(INPUT DATA):
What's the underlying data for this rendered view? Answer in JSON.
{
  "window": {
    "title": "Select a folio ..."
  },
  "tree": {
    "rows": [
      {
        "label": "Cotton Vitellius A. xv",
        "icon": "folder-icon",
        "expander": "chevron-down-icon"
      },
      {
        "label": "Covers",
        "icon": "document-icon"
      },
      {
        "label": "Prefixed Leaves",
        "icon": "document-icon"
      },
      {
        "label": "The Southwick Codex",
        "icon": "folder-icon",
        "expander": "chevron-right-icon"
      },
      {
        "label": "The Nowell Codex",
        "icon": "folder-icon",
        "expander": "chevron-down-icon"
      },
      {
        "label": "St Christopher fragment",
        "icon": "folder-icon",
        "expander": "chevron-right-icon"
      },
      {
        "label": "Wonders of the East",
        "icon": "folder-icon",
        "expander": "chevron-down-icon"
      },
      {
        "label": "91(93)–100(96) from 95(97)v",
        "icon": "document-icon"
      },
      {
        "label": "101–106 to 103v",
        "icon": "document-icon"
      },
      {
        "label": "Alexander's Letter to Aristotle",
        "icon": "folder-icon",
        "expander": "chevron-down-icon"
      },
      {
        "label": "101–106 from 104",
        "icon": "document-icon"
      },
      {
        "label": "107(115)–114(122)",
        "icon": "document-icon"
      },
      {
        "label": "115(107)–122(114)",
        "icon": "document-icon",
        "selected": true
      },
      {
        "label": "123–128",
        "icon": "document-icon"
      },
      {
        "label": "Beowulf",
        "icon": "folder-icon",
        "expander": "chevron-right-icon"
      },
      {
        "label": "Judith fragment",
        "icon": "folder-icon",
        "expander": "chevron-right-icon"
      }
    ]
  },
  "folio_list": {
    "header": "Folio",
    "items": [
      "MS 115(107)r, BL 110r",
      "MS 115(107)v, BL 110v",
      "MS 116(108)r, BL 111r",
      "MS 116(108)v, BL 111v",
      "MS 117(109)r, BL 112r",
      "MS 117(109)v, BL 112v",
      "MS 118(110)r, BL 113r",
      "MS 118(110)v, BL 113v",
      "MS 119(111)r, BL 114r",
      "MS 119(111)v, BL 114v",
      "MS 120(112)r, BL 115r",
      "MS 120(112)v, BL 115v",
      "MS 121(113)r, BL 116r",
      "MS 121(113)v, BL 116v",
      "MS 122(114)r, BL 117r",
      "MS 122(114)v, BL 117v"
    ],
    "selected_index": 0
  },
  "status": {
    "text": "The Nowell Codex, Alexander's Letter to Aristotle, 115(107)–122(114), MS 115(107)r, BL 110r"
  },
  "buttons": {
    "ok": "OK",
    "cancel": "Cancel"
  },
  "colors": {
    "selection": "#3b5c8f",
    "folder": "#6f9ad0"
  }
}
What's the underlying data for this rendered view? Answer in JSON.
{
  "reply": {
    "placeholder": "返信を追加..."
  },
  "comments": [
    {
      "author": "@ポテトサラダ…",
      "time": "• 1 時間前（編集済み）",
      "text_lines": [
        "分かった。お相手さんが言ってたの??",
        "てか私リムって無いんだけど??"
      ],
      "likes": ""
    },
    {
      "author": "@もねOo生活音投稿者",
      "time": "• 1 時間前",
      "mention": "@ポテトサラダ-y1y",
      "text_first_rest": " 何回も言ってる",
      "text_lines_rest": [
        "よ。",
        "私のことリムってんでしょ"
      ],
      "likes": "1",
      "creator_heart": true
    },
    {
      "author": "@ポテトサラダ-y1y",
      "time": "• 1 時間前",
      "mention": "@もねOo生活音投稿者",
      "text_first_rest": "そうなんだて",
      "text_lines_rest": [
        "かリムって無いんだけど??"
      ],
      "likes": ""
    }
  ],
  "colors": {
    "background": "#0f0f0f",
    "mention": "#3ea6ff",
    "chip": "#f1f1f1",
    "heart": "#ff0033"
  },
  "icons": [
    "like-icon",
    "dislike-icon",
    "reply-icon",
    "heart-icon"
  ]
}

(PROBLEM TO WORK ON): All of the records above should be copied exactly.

(SOLUTION TO THIS PROBLEM):
What's the underlying data for this rendered view? Answer in JSON.
{
  "window": {
    "title": "Select a folio ..."
  },
  "tree": {
    "rows": [
      {
        "label": "Cotton Vitellius A. xv",
        "icon": "folder-icon",
        "expander": "chevron-down-icon"
      },
      {
        "label": "Covers",
        "icon": "document-icon"
      },
      {
        "label": "Prefixed Leaves",
        "icon": "document-icon"
      },
      {
        "label": "The Southwick Codex",
        "icon": "folder-icon",
        "expander": "chevron-right-icon"
      },
      {
        "label": "The Nowell Codex",
        "icon": "folder-icon",
        "expander": "chevron-down-icon"
      },
      {
        "label": "St Christopher fragment",
        "icon": "folder-icon",
        "expander": "chevron-right-icon"
      },
      {
        "label": "Wonders of the East",
        "icon": "folder-icon",
        "expander": "chevron-down-icon"
      },
      {
        "label": "91(93)–100(96) from 95(97)v",
        "icon": "document-icon"
      },
      {
        "label": "101–106 to 103v",
        "icon": "document-icon"
      },
      {
        "label": "Alexander's Letter to Aristotle",
        "icon": "folder-icon",
        "expander": "chevron-down-icon"
      },
      {
        "label": "101–106 from 104",
        "icon": "document-icon"
      },
      {
        "label": "107(115)–114(122)",
        "icon": "document-icon"
      },
      {
        "label": "115(107)–122(114)",
        "icon": "document-icon",
        "selected": true
      },
      {
        "label": "123–128",
        "icon": "document-icon"
      },
      {
        "label": "Beowulf",
        "icon": "folder-icon",
        "expander": "chevron-right-icon"
      },
      {
        "label": "Judith fragment",
        "icon": "folder-icon",
        "expander": "chevron-right-icon"
      }
    ]
  },
  "folio_list": {
    "header": "Folio",
    "items": [
      "MS 115(107)r, BL 110r",
      "MS 115(107)v, BL 110v",
      "MS 116(108)r, BL 111r",
      "MS 116(108)v, BL 111v",
      "MS 117(109)r, BL 112r",
      "MS 117(109)v, BL 112v",
      "MS 118(110)r, BL 113r",
      "MS 118(110)v, BL 113v",
      "MS 119(111)r, BL 114r",
      "MS 119(111)v, BL 114v",
      "MS 120(112)r, BL 115r",
      "MS 120(112)v, BL 115v",
      "MS 121(113)r, BL 116r",
      "MS 121(113)v, BL 116v",
      "MS 122(114)r, BL 117r",
      "MS 122(114)v, BL 117v"
    ],
    "selected_index": 0
  },
  "status": {
    "text": "The Nowell Codex, Alexander's Letter to Aristotle, 115(107)–122(114), MS 115(107)r, BL 110r"
  },
  "buttons": {
    "ok": "OK",
    "cancel": "Cancel"
  },
  "colors": {
    "selection": "#3b5c8f",
    "folder": "#6f9ad0"
  }
}
What's the underlying data for this rendered view? Answer in JSON.
{
  "reply": {
    "placeholder": "返信を追加..."
  },
  "comments": [
    {
      "author": "@ポテトサラダ…",
      "time": "• 1 時間前（編集済み）",
      "text_lines": [
        "分かった。お相手さんが言ってたの??",
        "てか私リムって無いんだけど??"
      ],
      "likes": ""
    },
    {
      "author": "@もねOo生活音投稿者",
      "time": "• 1 時間前",
      "mention": "@ポテトサラダ-y1y",
      "text_first_rest": " 何回も言ってる",
      "text_lines_rest": [
        "よ。",
        "私のことリムってんでしょ"
      ],
      "likes": "1",
      "creator_heart": true
    },
    {
      "author": "@ポテトサラダ-y1y",
      "time": "• 1 時間前",
      "mention": "@もねOo生活音投稿者",
      "text_first_rest": "そうなんだて",
      "text_lines_rest": [
        "かリムって無いんだけど??"
      ],
      "likes": ""
    }
  ],
  "colors": {
    "background": "#0f0f0f",
    "mention": "#3ea6ff",
    "chip": "#f1f1f1",
    "heart": "#ff0033"
  },
  "icons": [
    "like-icon",
    "dislike-icon",
    "reply-icon",
    "heart-icon"
  ]
}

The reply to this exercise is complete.